By the way the guys are totally awesome, dude. :)
I agree wholeheartedly!
That's what branches are for. I really strongly feel that the
mainlines (by which I mean the branches we cut releases from)
should always be in a releasable state. We should never be
committing broken tests to these mainlines. If you spot a problem
you can't fix, create a branch and commit the broken test there,
and ask for help with that branch. The mainline isn't (IMHO) the
place for that. You're right that it will slow us down, but only on the mainline.
That's a good thing, especially if it buys you high quality.
Sticking to our own rules would also buy us quality ... Let's not
add new features to our code base during the beta phase, please.
Although the addition of multiprocessing had some merit, we
shouldn't to the same mistake twice.
That wouldn't have helped. multiprocessing was added during the alpha
Perhaps we could adopt a release plan similar to Ubuntu. They have
releases with cool, new and bleeding edge stuff followed by a
release that focuses on stability and long term support. Python 2.6

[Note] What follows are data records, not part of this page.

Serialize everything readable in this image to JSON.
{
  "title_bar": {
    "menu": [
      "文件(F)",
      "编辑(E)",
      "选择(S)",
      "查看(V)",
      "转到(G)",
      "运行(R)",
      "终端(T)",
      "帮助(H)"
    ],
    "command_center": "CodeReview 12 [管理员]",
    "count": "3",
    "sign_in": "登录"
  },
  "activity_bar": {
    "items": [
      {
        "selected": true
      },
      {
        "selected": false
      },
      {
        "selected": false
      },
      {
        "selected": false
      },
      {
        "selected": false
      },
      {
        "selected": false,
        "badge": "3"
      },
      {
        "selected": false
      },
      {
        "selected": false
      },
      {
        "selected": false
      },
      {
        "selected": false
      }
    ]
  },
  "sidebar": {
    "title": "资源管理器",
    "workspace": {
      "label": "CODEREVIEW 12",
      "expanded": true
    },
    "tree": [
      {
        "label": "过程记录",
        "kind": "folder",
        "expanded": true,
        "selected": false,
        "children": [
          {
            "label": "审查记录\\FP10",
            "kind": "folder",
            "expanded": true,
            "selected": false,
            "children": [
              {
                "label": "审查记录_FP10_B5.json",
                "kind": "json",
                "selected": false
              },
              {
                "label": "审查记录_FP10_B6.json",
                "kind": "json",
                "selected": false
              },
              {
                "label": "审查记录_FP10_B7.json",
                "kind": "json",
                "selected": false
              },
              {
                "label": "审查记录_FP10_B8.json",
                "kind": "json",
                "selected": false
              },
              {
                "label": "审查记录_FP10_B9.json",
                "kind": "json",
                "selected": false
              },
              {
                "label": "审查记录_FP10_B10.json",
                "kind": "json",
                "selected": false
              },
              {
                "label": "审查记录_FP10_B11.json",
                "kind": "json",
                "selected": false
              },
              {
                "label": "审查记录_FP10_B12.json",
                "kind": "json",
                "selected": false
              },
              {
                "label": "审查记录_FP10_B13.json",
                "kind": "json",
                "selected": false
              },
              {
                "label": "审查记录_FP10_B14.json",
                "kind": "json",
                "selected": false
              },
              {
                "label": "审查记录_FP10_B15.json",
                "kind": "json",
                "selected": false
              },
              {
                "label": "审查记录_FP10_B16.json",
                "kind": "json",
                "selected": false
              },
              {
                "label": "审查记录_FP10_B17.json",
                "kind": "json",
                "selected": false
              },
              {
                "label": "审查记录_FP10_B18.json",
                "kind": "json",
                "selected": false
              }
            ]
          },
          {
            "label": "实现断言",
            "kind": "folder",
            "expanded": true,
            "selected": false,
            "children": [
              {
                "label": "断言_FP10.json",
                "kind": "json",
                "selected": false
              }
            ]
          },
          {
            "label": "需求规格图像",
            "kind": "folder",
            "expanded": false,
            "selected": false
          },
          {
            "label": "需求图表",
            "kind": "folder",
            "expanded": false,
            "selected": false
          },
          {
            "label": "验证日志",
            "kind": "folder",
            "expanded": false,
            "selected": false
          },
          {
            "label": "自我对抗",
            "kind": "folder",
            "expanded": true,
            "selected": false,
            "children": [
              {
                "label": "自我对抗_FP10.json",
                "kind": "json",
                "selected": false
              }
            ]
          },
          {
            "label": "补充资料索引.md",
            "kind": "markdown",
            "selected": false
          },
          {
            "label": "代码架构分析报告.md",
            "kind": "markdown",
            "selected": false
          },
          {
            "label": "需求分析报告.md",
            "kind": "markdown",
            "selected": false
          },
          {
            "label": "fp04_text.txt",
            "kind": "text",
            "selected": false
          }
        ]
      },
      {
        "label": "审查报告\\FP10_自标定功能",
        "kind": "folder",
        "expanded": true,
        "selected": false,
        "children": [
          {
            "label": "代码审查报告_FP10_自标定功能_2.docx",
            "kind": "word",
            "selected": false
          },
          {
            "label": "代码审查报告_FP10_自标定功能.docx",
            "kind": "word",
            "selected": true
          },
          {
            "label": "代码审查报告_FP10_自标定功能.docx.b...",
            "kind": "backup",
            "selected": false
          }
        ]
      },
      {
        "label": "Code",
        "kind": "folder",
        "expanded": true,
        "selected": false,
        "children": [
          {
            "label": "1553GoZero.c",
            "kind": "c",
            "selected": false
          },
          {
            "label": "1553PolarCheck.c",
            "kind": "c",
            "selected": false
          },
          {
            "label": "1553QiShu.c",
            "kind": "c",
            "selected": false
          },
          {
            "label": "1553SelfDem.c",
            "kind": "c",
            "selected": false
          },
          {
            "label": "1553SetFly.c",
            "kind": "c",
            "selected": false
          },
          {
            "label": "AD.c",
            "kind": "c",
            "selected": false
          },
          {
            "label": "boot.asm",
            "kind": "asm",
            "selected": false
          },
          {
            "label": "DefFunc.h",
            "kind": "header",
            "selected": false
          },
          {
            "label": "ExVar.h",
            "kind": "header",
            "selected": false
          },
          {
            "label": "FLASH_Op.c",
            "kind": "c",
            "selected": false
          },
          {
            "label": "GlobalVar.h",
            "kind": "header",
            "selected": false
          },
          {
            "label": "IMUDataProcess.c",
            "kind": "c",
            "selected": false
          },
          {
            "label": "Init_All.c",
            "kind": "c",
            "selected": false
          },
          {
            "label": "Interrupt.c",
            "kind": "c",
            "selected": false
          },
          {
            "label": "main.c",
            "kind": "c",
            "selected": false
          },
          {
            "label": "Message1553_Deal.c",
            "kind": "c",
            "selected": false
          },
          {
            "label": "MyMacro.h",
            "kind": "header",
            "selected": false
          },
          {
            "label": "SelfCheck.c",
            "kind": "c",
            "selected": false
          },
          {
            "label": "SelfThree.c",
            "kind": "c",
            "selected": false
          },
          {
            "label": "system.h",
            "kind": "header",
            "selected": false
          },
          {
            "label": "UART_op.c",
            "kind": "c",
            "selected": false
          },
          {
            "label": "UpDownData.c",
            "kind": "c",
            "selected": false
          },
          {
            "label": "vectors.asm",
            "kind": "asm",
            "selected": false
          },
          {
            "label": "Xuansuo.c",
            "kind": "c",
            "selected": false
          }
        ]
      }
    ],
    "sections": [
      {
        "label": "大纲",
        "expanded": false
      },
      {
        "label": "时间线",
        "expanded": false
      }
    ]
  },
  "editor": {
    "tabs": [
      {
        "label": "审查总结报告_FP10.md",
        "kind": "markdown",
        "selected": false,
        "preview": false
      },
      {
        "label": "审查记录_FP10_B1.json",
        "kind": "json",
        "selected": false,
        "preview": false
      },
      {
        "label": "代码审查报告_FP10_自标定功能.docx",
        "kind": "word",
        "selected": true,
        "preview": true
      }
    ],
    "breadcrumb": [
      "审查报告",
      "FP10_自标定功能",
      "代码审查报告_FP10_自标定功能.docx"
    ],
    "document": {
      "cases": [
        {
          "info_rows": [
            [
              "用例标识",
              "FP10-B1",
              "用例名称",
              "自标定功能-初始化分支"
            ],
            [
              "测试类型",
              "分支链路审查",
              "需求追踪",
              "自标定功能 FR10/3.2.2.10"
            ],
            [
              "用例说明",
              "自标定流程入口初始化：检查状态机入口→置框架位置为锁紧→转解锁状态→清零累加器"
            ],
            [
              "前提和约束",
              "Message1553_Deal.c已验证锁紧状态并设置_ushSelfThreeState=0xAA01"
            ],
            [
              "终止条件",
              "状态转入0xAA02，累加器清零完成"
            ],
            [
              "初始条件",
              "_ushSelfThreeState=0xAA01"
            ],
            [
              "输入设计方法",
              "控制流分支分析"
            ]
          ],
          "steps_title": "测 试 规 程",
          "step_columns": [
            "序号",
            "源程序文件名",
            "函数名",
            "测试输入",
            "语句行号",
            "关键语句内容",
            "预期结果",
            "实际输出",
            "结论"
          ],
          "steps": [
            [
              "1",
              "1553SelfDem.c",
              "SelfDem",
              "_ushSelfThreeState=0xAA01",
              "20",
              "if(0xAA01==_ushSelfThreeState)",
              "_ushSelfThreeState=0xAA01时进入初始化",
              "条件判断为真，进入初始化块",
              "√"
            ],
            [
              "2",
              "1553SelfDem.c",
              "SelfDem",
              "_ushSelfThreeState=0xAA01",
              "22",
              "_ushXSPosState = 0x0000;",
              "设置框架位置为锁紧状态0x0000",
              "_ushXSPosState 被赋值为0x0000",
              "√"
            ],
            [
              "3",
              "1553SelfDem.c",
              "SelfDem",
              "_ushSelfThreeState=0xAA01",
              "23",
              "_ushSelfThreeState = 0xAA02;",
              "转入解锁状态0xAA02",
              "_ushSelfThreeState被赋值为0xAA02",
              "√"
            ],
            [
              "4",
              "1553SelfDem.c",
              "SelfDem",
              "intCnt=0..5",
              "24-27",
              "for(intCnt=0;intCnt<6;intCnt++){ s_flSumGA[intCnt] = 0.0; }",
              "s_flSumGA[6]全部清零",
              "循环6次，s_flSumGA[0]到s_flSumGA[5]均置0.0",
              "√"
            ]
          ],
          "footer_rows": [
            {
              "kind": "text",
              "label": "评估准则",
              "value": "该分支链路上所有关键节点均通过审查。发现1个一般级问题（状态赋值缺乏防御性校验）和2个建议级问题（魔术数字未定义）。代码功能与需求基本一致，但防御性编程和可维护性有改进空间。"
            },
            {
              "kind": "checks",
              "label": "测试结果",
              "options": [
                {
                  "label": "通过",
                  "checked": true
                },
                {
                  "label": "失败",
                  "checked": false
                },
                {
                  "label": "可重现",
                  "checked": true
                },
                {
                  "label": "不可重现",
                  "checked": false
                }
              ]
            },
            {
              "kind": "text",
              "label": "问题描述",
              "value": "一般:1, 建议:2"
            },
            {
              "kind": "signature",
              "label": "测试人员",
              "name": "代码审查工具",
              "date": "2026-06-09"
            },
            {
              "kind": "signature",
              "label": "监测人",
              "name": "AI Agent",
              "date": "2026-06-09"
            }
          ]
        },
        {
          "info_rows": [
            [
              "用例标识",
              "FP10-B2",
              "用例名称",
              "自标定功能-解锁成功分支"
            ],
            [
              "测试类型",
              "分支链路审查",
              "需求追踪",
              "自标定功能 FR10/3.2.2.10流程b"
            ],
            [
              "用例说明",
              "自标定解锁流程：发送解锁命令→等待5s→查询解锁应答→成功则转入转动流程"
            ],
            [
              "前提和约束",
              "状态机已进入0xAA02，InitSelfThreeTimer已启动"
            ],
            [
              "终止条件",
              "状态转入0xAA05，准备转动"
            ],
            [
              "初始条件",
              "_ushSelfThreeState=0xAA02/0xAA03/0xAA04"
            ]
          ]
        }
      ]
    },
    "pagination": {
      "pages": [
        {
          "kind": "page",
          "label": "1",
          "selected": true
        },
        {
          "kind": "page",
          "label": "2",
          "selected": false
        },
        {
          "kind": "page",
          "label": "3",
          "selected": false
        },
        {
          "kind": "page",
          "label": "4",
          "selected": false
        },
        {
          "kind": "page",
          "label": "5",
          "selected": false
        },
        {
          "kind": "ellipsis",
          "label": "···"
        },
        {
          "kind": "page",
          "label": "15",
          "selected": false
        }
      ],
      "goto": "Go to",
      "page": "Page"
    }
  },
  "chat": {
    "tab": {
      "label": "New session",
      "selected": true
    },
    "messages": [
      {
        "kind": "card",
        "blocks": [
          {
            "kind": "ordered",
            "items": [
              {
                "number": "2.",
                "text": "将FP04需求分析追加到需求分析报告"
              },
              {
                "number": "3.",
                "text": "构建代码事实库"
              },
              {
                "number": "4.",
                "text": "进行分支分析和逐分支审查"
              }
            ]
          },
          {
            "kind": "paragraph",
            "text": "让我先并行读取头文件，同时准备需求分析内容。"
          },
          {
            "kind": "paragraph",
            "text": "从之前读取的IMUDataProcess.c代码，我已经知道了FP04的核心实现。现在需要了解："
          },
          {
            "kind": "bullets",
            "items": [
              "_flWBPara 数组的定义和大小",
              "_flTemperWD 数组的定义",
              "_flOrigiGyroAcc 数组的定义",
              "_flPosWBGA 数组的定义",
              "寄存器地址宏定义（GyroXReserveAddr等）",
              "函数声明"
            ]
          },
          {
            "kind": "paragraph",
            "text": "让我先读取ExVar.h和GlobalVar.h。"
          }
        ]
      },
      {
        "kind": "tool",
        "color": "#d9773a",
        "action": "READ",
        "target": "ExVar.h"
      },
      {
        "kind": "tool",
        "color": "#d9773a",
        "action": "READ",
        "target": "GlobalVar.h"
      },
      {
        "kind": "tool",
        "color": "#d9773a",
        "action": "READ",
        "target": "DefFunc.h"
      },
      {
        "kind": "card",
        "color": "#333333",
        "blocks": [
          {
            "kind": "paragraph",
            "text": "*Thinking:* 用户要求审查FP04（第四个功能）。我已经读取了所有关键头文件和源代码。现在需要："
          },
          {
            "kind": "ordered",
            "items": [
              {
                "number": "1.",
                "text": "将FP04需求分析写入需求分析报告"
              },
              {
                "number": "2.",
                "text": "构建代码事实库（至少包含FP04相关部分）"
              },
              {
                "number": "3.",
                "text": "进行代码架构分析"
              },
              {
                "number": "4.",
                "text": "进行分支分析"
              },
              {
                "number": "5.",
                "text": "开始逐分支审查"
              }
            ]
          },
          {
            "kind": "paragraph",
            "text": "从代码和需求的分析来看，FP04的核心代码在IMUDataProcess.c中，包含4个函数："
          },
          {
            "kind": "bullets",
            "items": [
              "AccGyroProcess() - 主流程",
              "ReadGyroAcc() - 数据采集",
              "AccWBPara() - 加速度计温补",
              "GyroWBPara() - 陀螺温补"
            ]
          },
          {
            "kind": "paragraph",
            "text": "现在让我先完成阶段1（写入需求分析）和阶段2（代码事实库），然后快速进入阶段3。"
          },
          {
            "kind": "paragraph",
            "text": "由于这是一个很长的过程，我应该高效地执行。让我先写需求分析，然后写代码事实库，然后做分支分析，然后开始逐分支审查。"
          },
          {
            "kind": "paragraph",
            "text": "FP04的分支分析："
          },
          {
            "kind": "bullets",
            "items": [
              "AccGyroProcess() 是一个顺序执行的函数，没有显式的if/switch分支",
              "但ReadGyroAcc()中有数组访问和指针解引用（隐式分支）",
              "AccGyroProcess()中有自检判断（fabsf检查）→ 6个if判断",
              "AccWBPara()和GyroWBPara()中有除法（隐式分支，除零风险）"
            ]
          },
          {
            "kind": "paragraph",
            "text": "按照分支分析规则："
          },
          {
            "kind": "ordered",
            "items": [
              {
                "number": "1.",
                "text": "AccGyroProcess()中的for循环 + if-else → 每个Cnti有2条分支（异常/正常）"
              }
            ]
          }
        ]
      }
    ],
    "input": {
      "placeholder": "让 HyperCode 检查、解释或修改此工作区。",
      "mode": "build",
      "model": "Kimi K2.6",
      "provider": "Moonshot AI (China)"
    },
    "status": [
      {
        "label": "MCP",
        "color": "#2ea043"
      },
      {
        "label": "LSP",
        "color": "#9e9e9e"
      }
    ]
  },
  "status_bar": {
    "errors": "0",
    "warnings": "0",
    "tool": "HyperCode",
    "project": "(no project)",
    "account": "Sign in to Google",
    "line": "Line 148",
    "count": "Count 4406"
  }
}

and especially 3.0 are releases with new features. What do you think
about focusing on stability and long time support for 2.7 and 3.1?
2.7 might be the last version of the 2.x series and we sure gonna
have to fix lots of issues in the 3.x series until it's matured.
If we did this, I think it should be less than 18 months between
releases. But I also fear that there will be too much pressure to add
new features anyway.
I remember at some distant Python conference, Guido asked the
audience, how many people feel Python is changing too fast, and then
how many people feel it's missing an important feature. IIRC, the
show of hands was about equal.